If you’re new to bird-watching, you only need to look out your window to begin to appreciate the wonder of birds. While on your rejuvacation, you can embark on a guided tour of bird-watching hot spots in Belize, from La Milpa Eco-Lodge to Cockscomb Basin Wildlife Sanctuary.
In our overstimulated era, the calm, meditative act of fly-fishing (the repeated action of casting a fly into the water), as well as the solitude and close connection to nature it fosters, has led to a recent spike in interest in the quiet, traditional sport, with recent studies increasing awareness of the sport’s mental health benefits. Alone with just the soothing sound of the water and the gentle pull of the line, fly fishers report feeling relaxed, de-stressed and focused. The best spots in Belize are offshore Ambergris Caye, Turneffe Reef Atoll, and Toledo, but if you’re new to the sport, you can start out with a guided experience.
The Japanese practice of forest bathing, or shinrin-yoku, is concerned with immersing yourself in nature and deliberately engaging with your surroundings. The term emerged in the 1980s and was soon found to have such health benefits; these include lowered blood pressure and an improved immune system.

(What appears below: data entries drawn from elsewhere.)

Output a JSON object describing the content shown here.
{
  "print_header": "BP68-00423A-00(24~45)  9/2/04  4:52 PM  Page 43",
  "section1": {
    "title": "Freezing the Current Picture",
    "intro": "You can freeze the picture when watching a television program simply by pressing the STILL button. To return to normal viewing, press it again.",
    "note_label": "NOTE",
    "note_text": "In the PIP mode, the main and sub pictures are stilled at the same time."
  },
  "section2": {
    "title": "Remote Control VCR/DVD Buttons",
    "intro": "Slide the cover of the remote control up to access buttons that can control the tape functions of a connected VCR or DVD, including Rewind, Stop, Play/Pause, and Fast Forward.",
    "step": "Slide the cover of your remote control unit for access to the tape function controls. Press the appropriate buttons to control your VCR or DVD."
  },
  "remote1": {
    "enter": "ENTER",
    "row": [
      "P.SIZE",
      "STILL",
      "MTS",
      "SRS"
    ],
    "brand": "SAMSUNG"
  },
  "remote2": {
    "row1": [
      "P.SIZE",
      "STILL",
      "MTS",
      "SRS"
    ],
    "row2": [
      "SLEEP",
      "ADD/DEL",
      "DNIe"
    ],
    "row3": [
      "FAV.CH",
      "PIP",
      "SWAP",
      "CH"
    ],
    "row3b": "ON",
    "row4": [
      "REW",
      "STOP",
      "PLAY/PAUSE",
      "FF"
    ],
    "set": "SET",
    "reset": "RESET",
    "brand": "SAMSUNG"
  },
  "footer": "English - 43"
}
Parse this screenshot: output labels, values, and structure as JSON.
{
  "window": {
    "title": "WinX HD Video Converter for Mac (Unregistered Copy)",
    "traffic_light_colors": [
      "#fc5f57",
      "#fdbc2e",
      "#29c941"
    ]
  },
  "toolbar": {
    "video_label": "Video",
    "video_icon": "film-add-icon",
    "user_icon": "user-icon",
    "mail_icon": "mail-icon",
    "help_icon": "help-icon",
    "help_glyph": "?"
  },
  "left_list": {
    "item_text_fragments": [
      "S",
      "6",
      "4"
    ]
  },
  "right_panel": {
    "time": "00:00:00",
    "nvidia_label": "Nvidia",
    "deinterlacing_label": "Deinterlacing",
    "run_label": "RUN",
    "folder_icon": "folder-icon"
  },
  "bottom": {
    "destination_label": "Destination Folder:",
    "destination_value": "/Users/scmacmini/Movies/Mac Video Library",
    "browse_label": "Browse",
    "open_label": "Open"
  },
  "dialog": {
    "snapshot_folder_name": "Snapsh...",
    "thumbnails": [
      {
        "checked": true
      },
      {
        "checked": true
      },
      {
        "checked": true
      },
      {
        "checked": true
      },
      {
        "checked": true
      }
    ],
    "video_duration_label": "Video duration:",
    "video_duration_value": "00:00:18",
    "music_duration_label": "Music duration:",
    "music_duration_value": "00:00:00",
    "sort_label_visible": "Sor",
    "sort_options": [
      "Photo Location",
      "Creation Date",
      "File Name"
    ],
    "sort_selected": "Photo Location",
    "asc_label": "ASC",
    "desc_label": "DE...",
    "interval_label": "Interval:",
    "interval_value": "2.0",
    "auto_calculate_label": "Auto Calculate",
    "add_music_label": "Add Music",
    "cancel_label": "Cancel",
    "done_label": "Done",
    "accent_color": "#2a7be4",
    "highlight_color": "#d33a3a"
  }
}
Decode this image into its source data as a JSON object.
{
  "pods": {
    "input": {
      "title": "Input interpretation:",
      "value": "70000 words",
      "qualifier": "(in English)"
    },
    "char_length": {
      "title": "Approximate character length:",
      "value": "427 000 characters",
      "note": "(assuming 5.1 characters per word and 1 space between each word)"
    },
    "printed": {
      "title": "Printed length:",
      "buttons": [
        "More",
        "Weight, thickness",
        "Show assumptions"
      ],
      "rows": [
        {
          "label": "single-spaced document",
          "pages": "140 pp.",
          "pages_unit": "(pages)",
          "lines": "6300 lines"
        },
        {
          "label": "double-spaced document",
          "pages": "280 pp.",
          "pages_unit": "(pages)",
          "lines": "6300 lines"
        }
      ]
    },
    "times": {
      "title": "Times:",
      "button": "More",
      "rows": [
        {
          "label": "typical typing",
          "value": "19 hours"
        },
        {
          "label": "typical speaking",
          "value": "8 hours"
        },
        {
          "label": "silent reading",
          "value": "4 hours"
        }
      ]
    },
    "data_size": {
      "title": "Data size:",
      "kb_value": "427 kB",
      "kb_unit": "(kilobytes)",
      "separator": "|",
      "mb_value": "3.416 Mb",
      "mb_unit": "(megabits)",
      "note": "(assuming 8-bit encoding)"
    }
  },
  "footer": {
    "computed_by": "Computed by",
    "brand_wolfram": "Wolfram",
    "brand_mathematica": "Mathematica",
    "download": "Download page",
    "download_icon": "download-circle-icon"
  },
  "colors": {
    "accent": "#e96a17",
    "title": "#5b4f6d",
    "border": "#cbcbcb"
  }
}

You can practice forest bathing anywhere by simply taking a walk in the forest and tuning all of your senses to connect with what’s around you. Instead, listen to the leaves rustle, notice the sunlight filtered through the branches, and smell the air. More structured guide-led experiences are available with Dr. Rosita Arvigo, RN on her Forest Bathing Trail in San Ignacio, Cayo.